Let’s face it the World is dependent on oil. We use it for so many purposes in everyday life that I am sure this is not news to most of you. From heating our homes, to fueling our cars, even the pavement we drive on consists of 2% petroleum. Oil is arguably the most valuable natural resource in the world, and many countries will do whatever they can to get their hands on as much of this resource as they can.
The demand for oil related products are staunchly inelastic. This is why companies can get away with charging exorbitant prices and why the purchase of these products is so heavily taxed. People rely on oil; therefore they will buy it, period. Unfortunately, oil is also a very volatile substance that can be toxic to both the environment and humans if handled incorrectly. An example of the damage that poor safety management can cause can easily be seen in the BP oil spill case in 2010.
The BP oil spill; also known as the Deepwater Horizon oil spill, the BP disaster, the Gulf of Mexico oil spill, and the Macondo blowout; was arguably the largest and most detrimental oil spill to ever occur in the oil industry. The Deepwater Horizon was a semi-submersible Mobile Offshore Drilling Unit (MODU) that drilled oil for the British company, BP, just off the Gulf Coast. However, on April 20, 2010 disaster struck when this massive ship exploded killing 11 crewmembers and leaving the wellhead it was drilling from uncapped. Because the wellhead was left uncapped oil began to immediately flow into the ocean itself. Overall, it is estimated that 4.9 million barrels of oil was spilled into the ocean, which is equivalent to roughly 210 million gallons. 210 million gallons…how could BP let this happen?
The reason for this astonishing number is due to the fact that it took BP 87 days to recap the oil well (and there is still debate that the well may still be leaking). 87 days…that seems like an unusually long period of time needed to fix this problem. In the course of these 87 days there was massive devastation to the ecological environment and the organisms that inhabited these areas. I am sure you all remember the photographs of birds covered in oil. The devastation was unreal.

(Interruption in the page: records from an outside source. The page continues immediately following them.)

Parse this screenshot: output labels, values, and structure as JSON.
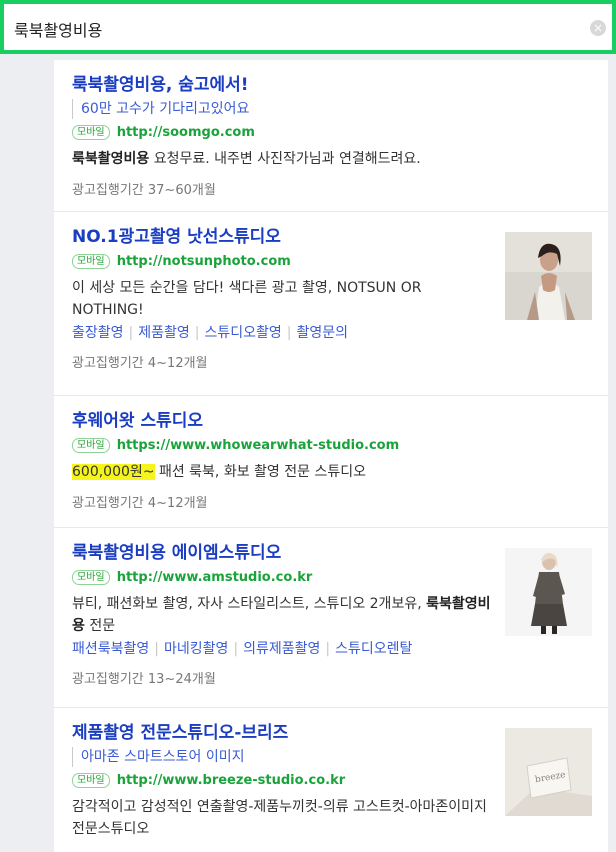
{
  "search": {
    "query": "룩북촬영비용",
    "clear_symbol": "×"
  },
  "ads": [
    {
      "title": "룩북촬영비용, 숨고에서!",
      "subtitle": "60만 고수가 기다리고있어요",
      "badge": "모바일",
      "url": "http://soomgo.com",
      "desc_bold": "룩북촬영비용",
      "desc": " 요청무료. 내주변 사진작가님과 연결해드려요.",
      "period": "광고집행기간 37~60개월"
    },
    {
      "title": "NO.1광고촬영 낫선스튜디오",
      "badge": "모바일",
      "url": "http://notsunphoto.com",
      "desc": "이 세상 모든 순간을 담다! 색다른 광고 촬영, NOTSUN OR NOTHING!",
      "links": [
        "출장촬영",
        "제품촬영",
        "스튜디오촬영",
        "촬영문의"
      ],
      "period": "광고집행기간 4~12개월"
    },
    {
      "title": "후웨어왓 스튜디오",
      "badge": "모바일",
      "url": "https://www.whowearwhat-studio.com",
      "price": "600,000원~",
      "desc": " 패션 룩북, 화보 촬영 전문 스튜디오",
      "period": "광고집행기간 4~12개월"
    },
    {
      "title": "룩북촬영비용 에이엠스튜디오",
      "badge": "모바일",
      "url": "http://www.amstudio.co.kr",
      "desc": "뷰티, 패션화보 촬영, 자사 스타일리스트, 스튜디오 2개보유, ",
      "desc_bold": "룩북촬영비용",
      "desc_tail": " 전문",
      "links": [
        "패션룩북촬영",
        "마네킹촬영",
        "의류제품촬영",
        "스튜디오렌탈"
      ],
      "period": "광고집행기간 13~24개월"
    },
    {
      "title": "제품촬영 전문스튜디오-브리즈",
      "subtitle": "아마존 스마트스토어 이미지",
      "badge": "모바일",
      "url": "http://www.breeze-studio.co.kr",
      "desc": "감각적이고 감성적인 연출촬영-제품누끼컷-의류 고스트컷-아마존이미지 전문스튜디오",
      "thumb_text": "breeze"
    }
  ],
  "colors": {
    "accent_green": "#19ce60",
    "title_blue": "#1a3dc1",
    "url_green": "#1aa33a",
    "highlight": "#f5f51c"
  }
}
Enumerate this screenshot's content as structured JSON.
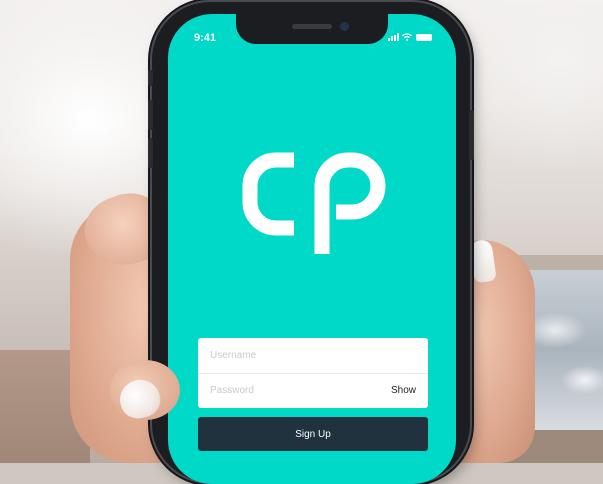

So why is it that it took BP so long to respond to this devastating crisis, and more importantly what caused this crisis to occur in the first place? While numerous sources have investigated the spill and come to a variety of conclusions, it is clear that the spill was caused by unethical decision making on the part of BP’s executives. The BP executives, like the CEOs of most companies, wanted to make money (and in the oil industry you can make a lot of it) but at what cost? The executives were well aware of the volatility of oil and the dangers offshore drilling, yet, they still chose to cut corners when it came to safety to make those extra bucks.
So what makes this case different from the Lehman Brothers case or the Enron case? I would argue that due to the physical damage inflicted on both people and property, the decisions that lead to this event were even more reckless than what those that led to the collapse of Lehman Brothers and Enron—and the funny thing is BP is the only company out of those three that still exists. Yes, I will agree, it sucks to lose all your money, but at least you can still live/function physically. The immense amount of physical damage is what sets the BP oil spill apart from other business disasters caused by poor decision-making. This is your personal safety we are talking about here. One can recover from a financial crisis, but what do you do if all of a sudden you contract a disease due to oil exposure. Life threatening physical problems that are out of your control are much harder to recover from. So I will end with this question: Do you think that the BP oil spill was “more” unethical because it caused so much physical damage? Or is it in the same league as the financial crisis? Obviously these are two very different fields, but they can be compared because both occurred due to poor upper level management.